-- Opening Marker --

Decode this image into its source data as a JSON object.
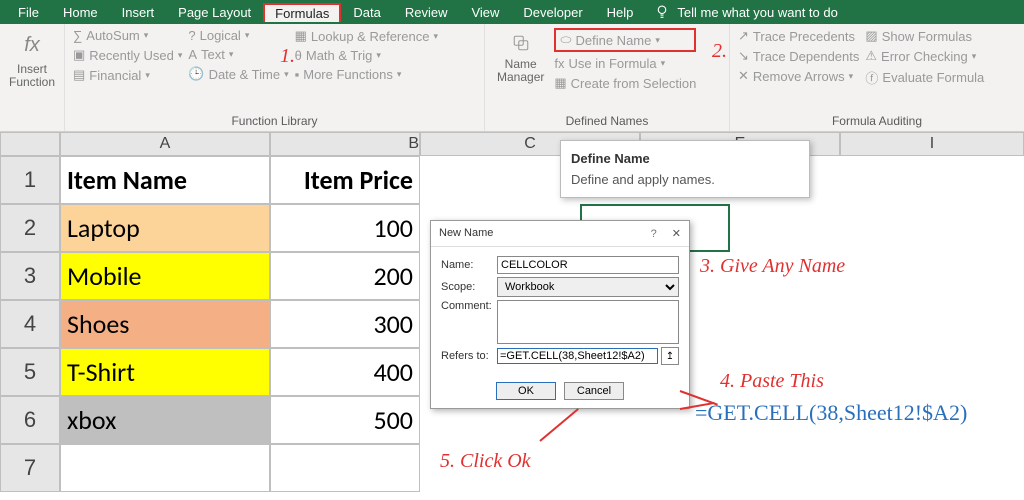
{
  "tabs": [
    "File",
    "Home",
    "Insert",
    "Page Layout",
    "Formulas",
    "Data",
    "Review",
    "View",
    "Developer",
    "Help"
  ],
  "active_tab_index": 4,
  "tell_me": "Tell me what you want to do",
  "ribbon": {
    "insert_function": "Insert Function",
    "library": {
      "autosum": "AutoSum",
      "recent": "Recently Used",
      "financial": "Financial",
      "logical": "Logical",
      "text": "Text",
      "datetime": "Date & Time",
      "lookup": "Lookup & Reference",
      "math": "Math & Trig",
      "more": "More Functions",
      "group_label": "Function Library"
    },
    "defined": {
      "name_manager": "Name Manager",
      "define_name": "Define Name",
      "use_in_formula": "Use in Formula",
      "create_selection": "Create from Selection",
      "group_label": "Defined Names"
    },
    "auditing": {
      "trace_precedents": "Trace Precedents",
      "trace_dependents": "Trace Dependents",
      "remove_arrows": "Remove Arrows",
      "show_formulas": "Show Formulas",
      "error_checking": "Error Checking",
      "evaluate_formula": "Evaluate Formula",
      "group_label": "Formula Auditing"
    }
  },
  "tooltip": {
    "title": "Define Name",
    "body": "Define and apply names."
  },
  "columns": [
    "A",
    "B",
    "C",
    "E",
    "I"
  ],
  "table": {
    "headers": [
      "Item Name",
      "Item Price"
    ],
    "rows": [
      {
        "n": "1"
      },
      {
        "n": "2",
        "a": "Laptop",
        "b": "100",
        "color": "#fcd49a"
      },
      {
        "n": "3",
        "a": "Mobile",
        "b": "200",
        "color": "#ffff00"
      },
      {
        "n": "4",
        "a": "Shoes",
        "b": "300",
        "color": "#f4b084"
      },
      {
        "n": "5",
        "a": "T-Shirt",
        "b": "400",
        "color": "#ffff00"
      },
      {
        "n": "6",
        "a": "xbox",
        "b": "500",
        "color": "#bfbfbf"
      },
      {
        "n": "7"
      }
    ]
  },
  "dialog": {
    "title": "New Name",
    "name_label": "Name:",
    "name_value": "CELLCOLOR",
    "scope_label": "Scope:",
    "scope_value": "Workbook",
    "comment_label": "Comment:",
    "refers_label": "Refers to:",
    "refers_value": "=GET.CELL(38,Sheet12!$A2)",
    "ok": "OK",
    "cancel": "Cancel"
  },
  "annotations": {
    "a1": "1.",
    "a2": "2.",
    "a3": "3. Give Any Name",
    "a4": "4. Paste This",
    "a5": "5. Click Ok",
    "formula": "=GET.CELL(38,Sheet12!$A2)"
  }
}
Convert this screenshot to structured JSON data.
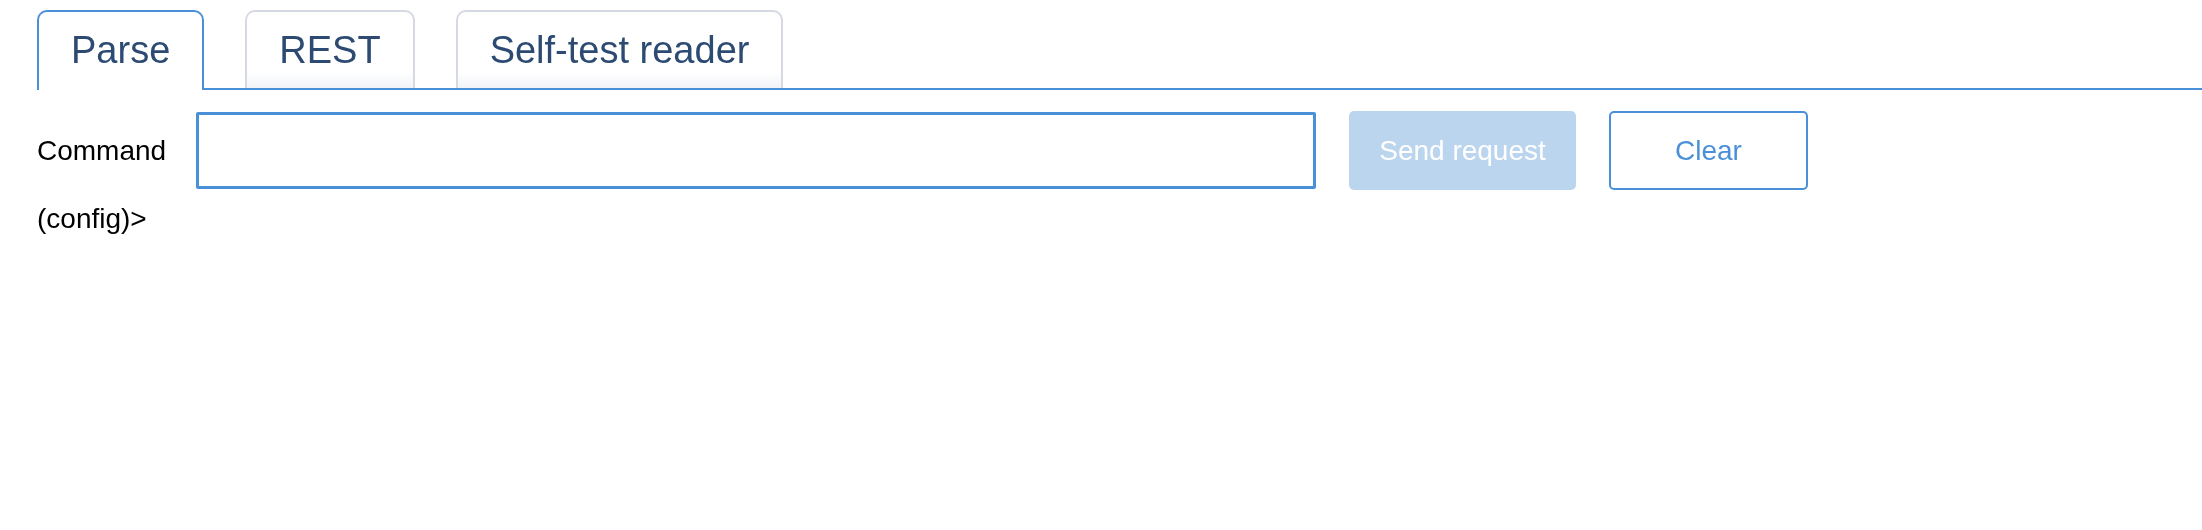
{
  "tabs": [
    {
      "label": "Parse",
      "selected": true
    },
    {
      "label": "REST",
      "selected": false
    },
    {
      "label": "Self-test reader",
      "selected": false
    }
  ],
  "command": {
    "label": "Command",
    "prompt": "(config)>"
  },
  "buttons": [
    {
      "label": "Send request",
      "kind": "primary",
      "disabled": true
    },
    {
      "label": "Clear",
      "kind": "outline",
      "disabled": false
    }
  ]
}
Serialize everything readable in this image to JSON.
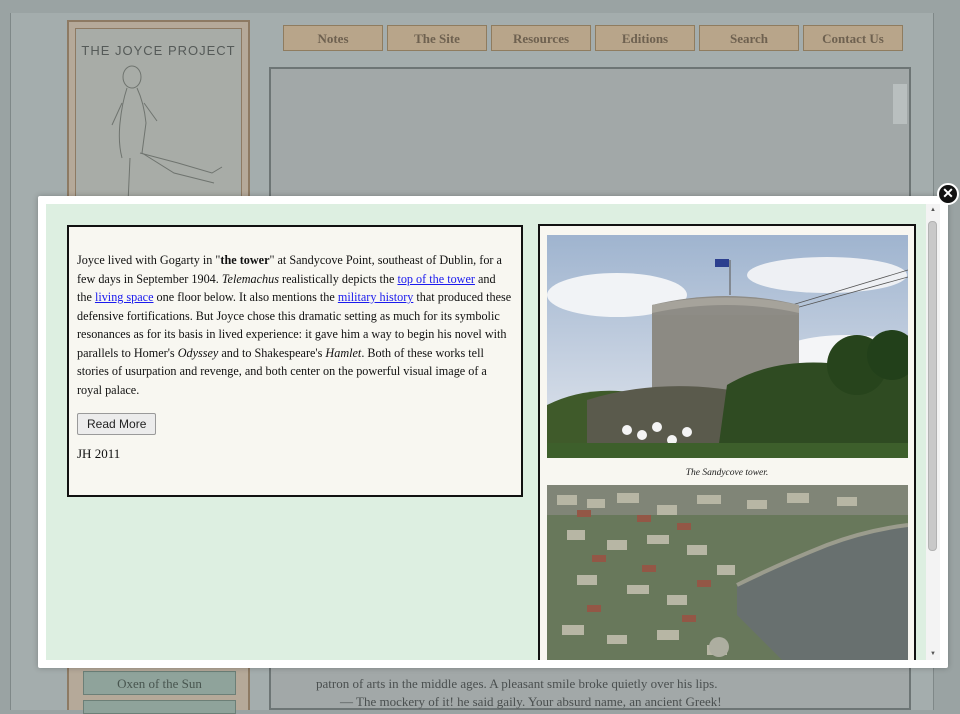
{
  "site": {
    "logo_title": "THE JOYCE PROJECT",
    "nav": [
      "Notes",
      "The Site",
      "Resources",
      "Editions",
      "Search",
      "Contact Us"
    ],
    "side_button": "Oxen of  the Sun",
    "background_lines": [
      "patron of arts in the middle ages. A pleasant smile broke quietly over his lips.",
      "— The mockery of it! he said gaily. Your absurd name, an ancient Greek!"
    ]
  },
  "modal": {
    "intro_1": "Joyce lived with Gogarty in \"",
    "bold_term": "the tower",
    "intro_2": "\" at Sandycove Point, southeast of Dublin, for a few days in September 1904. ",
    "telemachus": "Telemachus",
    "intro_3": " realistically depicts the ",
    "link_top": "top of the tower",
    "text_and": " and the ",
    "link_living": "living space",
    "text_below": " one floor below. It also mentions the ",
    "link_military": "military history",
    "text_rest": " that produced these defensive fortifications. But Joyce chose this dramatic setting as much for its symbolic resonances as for its basis in lived experience: it gave him a way to begin his novel with parallels to Homer's ",
    "odyssey": "Odyssey",
    "text_to": " and to Shakespeare's ",
    "hamlet": "Hamlet",
    "text_end": ". Both of these works tell stories of usurpation and revenge, and both center on the powerful visual image of a royal palace.",
    "read_more": "Read More",
    "signature": "JH 2011",
    "caption_tower": "The Sandycove tower.",
    "close_symbol": "✕"
  },
  "colors": {
    "modal_bg": "#ddefe1",
    "panel_bg": "#f8f7f1",
    "link": "#1a1aee",
    "tab_bg": "#b8a58a"
  }
}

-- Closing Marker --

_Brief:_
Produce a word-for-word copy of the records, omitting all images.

_Written response:_
Decode this image into its source data as a JSON object.
{
  "tabs": [
    "File",
    "Home",
    "Insert",
    "Page Layout",
    "Formulas",
    "Data",
    "Review",
    "View",
    "Developer",
    "Help"
  ],
  "active_tab_index": 4,
  "tell_me": "Tell me what you want to do",
  "ribbon": {
    "insert_function": "Insert Function",
    "library": {
      "autosum": "AutoSum",
      "recent": "Recently Used",
      "financial": "Financial",
      "logical": "Logical",
      "text": "Text",
      "datetime": "Date & Time",
      "lookup": "Lookup & Reference",
      "math": "Math & Trig",
      "more": "More Functions",
      "group_label": "Function Library"
    },
    "defined": {
      "name_manager": "Name Manager",
      "define_name": "Define Name",
      "use_in_formula": "Use in Formula",
      "create_selection": "Create from Selection",
      "group_label": "Defined Names"
    },
    "auditing": {
      "trace_precedents": "Trace Precedents",
      "trace_dependents": "Trace Dependents",
      "remove_arrows": "Remove Arrows",
      "show_formulas": "Show Formulas",
      "error_checking": "Error Checking",
      "evaluate_formula": "Evaluate Formula",
      "group_label": "Formula Auditing"
    }
  },
  "tooltip": {
    "title": "Define Name",
    "body": "Define and apply names."
  },
  "columns": [
    "A",
    "B",
    "C",
    "E",
    "I"
  ],
  "table": {
    "headers": [
      "Item Name",
      "Item Price"
    ],
    "rows": [
      {
        "n": "1"
      },
      {
        "n": "2",
        "a": "Laptop",
        "b": "100",
        "color": "#fcd49a"
      },
      {
        "n": "3",
        "a": "Mobile",
        "b": "200",
        "color": "#ffff00"
      },
      {
        "n": "4",
        "a": "Shoes",
        "b": "300",
        "color": "#f4b084"
      },
      {
        "n": "5",
        "a": "T-Shirt",
        "b": "400",
        "color": "#ffff00"
      },
      {
        "n": "6",
        "a": "xbox",
        "b": "500",
        "color": "#bfbfbf"
      },
      {
        "n": "7"
      }
    ]
  },
  "dialog": {
    "title": "New Name",
    "name_label": "Name:",
    "name_value": "CELLCOLOR",
    "scope_label": "Scope:",
    "scope_value": "Workbook",
    "comment_label": "Comment:",
    "refers_label": "Refers to:",
    "refers_value": "=GET.CELL(38,Sheet12!$A2)",
    "ok": "OK",
    "cancel": "Cancel"
  },
  "annotations": {
    "a1": "1.",
    "a2": "2.",
    "a3": "3. Give Any Name",
    "a4": "4. Paste This",
    "a5": "5. Click Ok",
    "formula": "=GET.CELL(38,Sheet12!$A2)"
  }
}
Convert this screenshot to structured JSON data.
{
  "tabs": [
    {
      "label": "Parse",
      "selected": true
    },
    {
      "label": "REST",
      "selected": false
    },
    {
      "label": "Self-test reader",
      "selected": false
    }
  ],
  "command": {
    "label": "Command",
    "prompt": "(config)>"
  },
  "buttons": [
    {
      "label": "Send request",
      "kind": "primary",
      "disabled": true
    },
    {
      "label": "Clear",
      "kind": "outline",
      "disabled": false
    }
  ]
}
Serialize everything readable in this image to JSON.
{
  "site": {
    "logo_title": "THE JOYCE PROJECT",
    "nav": [
      "Notes",
      "The Site",
      "Resources",
      "Editions",
      "Search",
      "Contact Us"
    ],
    "side_button": "Oxen of  the Sun",
    "background_lines": [
      "patron of arts in the middle ages. A pleasant smile broke quietly over his lips.",
      "— The mockery of it! he said gaily. Your absurd name, an ancient Greek!"
    ]
  },
  "modal": {
    "intro_1": "Joyce lived with Gogarty in \"",
    "bold_term": "the tower",
    "intro_2": "\" at Sandycove Point, southeast of Dublin, for a few days in September 1904. ",
    "telemachus": "Telemachus",
    "intro_3": " realistically depicts the ",
    "link_top": "top of the tower",
    "text_and": " and the ",
    "link_living": "living space",
    "text_below": " one floor below. It also mentions the ",
    "link_military": "military history",
    "text_rest": " that produced these defensive fortifications. But Joyce chose this dramatic setting as much for its symbolic resonances as for its basis in lived experience: it gave him a way to begin his novel with parallels to Homer's ",
    "odyssey": "Odyssey",
    "text_to": " and to Shakespeare's ",
    "hamlet": "Hamlet",
    "text_end": ". Both of these works tell stories of usurpation and revenge, and both center on the powerful visual image of a royal palace.",
    "read_more": "Read More",
    "signature": "JH 2011",
    "caption_tower": "The Sandycove tower.",
    "close_symbol": "✕"
  },
  "colors": {
    "modal_bg": "#ddefe1",
    "panel_bg": "#f8f7f1",
    "link": "#1a1aee",
    "tab_bg": "#b8a58a"
  }
}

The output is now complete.